At one time, this art deco gem did a respectable job holding its own in the Chicago skyline of the early 20th century. Now, thanks in large part to an addition to the Builder's Building in 1986, it is cut off from the Chicago River and is rapidly vanishing from consciousness. Indeed, to view this building requires a trip to the top of a neighboring parking garage, as street-level viewing is disrupted by the grand union of elevated rail tracks that run along its southern and western sides. What made this building stand out in its day was more than the stylized corn cob at its pinnacle. It was the unusual colored brick. Its upper levels have an orange color that appears normal to look at until you compare it to its limestone and granite-clad brothers. In 2004, lights were added to highlight the building's architectural details at night. These used bulbs cast an additional orange hue, making this seem even more like the Ghost of Halloween Past. The main body of the building is covered with unusual purple bricks above four stores of limestone.
This building's past, however, is firmly rooted in the banking industry. At one time there was a modest-sized bank called the "Trustee System" and this building was erected as its headquarters. Although the Trustee System sign is still carved into the Lake Street facade, the bank itself didn't last long. It folded in the great stock market crash, and there were riots on Lake Street as penniless investors demanded their money back. Today there are only a few clues to let you know this was once a bank building. Most prominent are the stone panels on what was once the main banking entrance. They depict historic themes with phrases like "With gold, commerce was carried across the sea." These were created by Gwen and E. Van Breeman Lux. Also keep an eye out for the decorative grille work depicting lumberjacks and such. These are the work of Edgar Miller.

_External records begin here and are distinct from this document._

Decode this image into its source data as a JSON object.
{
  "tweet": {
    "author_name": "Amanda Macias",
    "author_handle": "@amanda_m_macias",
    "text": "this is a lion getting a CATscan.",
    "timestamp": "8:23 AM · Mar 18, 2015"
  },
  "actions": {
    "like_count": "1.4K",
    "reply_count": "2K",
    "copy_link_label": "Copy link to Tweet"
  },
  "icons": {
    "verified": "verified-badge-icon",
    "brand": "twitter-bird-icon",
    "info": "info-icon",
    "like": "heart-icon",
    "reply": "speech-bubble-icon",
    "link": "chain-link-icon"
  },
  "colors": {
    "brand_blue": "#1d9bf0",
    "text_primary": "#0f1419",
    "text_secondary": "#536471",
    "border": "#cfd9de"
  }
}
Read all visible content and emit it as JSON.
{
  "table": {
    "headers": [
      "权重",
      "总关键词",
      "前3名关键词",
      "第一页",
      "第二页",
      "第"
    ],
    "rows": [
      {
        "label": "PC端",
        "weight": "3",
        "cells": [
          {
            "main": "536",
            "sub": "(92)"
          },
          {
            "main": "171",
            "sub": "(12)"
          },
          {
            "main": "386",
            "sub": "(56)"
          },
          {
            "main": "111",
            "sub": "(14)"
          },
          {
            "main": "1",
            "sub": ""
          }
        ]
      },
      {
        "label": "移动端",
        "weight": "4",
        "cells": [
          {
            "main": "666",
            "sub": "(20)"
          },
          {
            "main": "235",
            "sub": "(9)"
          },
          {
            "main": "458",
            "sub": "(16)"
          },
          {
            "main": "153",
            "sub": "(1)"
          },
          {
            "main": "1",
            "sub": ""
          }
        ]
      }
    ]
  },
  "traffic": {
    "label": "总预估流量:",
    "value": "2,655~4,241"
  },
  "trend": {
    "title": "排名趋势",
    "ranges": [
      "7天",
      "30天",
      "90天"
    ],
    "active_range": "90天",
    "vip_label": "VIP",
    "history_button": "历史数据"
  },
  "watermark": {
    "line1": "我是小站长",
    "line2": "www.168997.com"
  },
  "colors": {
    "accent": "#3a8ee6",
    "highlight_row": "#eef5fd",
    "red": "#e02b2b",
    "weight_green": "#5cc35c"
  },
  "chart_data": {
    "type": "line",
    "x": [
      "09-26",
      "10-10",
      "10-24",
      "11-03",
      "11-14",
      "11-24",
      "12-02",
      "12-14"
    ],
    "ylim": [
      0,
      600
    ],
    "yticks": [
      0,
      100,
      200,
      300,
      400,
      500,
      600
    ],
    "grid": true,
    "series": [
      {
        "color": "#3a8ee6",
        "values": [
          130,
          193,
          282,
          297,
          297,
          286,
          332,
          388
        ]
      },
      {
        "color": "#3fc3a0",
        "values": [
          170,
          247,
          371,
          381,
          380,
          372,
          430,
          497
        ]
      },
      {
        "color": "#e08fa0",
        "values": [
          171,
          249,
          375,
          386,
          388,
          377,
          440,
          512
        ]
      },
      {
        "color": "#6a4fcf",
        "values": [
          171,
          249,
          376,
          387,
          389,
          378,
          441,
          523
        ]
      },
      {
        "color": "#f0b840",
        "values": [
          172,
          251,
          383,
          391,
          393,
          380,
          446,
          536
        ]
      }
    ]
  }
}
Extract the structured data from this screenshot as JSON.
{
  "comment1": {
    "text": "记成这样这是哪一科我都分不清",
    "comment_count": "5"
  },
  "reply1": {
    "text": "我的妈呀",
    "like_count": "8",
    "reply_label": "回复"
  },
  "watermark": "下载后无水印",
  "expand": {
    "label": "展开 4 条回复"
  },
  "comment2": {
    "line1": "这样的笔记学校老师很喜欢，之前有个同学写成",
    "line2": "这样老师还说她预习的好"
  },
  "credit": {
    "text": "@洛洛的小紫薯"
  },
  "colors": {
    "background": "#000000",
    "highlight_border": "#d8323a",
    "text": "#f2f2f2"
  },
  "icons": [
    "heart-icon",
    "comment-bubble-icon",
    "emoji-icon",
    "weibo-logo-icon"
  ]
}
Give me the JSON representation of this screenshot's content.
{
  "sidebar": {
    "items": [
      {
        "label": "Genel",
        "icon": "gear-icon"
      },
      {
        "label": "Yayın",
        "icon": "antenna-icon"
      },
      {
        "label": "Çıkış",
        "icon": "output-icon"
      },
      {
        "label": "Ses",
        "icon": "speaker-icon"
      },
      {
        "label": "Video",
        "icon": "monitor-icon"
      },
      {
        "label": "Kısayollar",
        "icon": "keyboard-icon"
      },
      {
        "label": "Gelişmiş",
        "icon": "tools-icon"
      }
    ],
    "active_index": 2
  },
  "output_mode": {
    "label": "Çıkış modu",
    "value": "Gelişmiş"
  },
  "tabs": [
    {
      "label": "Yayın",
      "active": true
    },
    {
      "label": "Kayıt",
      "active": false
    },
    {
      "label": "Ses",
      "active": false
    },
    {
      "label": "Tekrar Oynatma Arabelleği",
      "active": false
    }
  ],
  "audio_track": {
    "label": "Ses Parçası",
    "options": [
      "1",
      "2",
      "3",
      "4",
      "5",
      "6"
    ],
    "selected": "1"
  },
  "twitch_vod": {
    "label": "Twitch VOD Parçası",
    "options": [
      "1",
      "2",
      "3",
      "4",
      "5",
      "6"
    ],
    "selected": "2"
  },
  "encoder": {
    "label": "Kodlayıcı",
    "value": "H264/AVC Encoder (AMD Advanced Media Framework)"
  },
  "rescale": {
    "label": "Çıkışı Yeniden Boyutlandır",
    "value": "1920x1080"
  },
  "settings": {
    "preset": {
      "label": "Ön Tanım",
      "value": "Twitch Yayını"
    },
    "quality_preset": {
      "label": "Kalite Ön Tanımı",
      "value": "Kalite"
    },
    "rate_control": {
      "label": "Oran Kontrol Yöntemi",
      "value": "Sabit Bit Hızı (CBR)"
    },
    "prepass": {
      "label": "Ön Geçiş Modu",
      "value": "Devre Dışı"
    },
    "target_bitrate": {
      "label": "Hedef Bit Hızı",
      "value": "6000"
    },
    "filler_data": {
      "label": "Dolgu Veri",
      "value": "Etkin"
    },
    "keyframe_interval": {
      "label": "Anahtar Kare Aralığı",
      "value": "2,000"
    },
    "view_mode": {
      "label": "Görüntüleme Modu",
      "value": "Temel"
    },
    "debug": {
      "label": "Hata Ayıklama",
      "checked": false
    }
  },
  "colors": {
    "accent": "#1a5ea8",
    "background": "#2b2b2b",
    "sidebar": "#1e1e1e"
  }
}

- From 1930-1933, there was speakeasy on the 23rd floor called the "Skyline Restaurant," with dancing and live bands on the roof of the building, below the penthouse. That area is now a community skydeck for the residents.
- August, 2004: This building was used to film scenes from the movie Batman Begins.
- September, 2005: The building went condo and its name changed to Century Tower.
- At the time of its completion, this was the tallest reinforced concrete building in the world.
- This was once the home of WIND(AM) Radio.
- This was once the home of WJJD(AM) Radio.
- This was once home to the Belgian consulate.
- This was once home to the Chinese consulate.
- This was once home to the Cuban consulate.
- This was once home to the Dominican consulate.
- This was once home to the Grecian consulate.
*This was once home to the Honduran consulate.
*This was once home to the Hungarian consulate.
*This was once home to the Italian consulate.
- This was once home to the Mexican consulate.
- The red marble used in the lobby is from an ancient Roman quarry in the city of Oran, Algeria.
- This was one of the filming locations for the 2005 movie Batman Begins.
- This was one of the filming locations for the 1959-1963 television series "The Untouchables."
method='post' action='/Building.php?ID=1087#Rate'>Current rating:
80% name='Rating' id='Rating' value='Praise' class='Plain'> name='Rating' id='Rating' value='Raze' class='Plain'>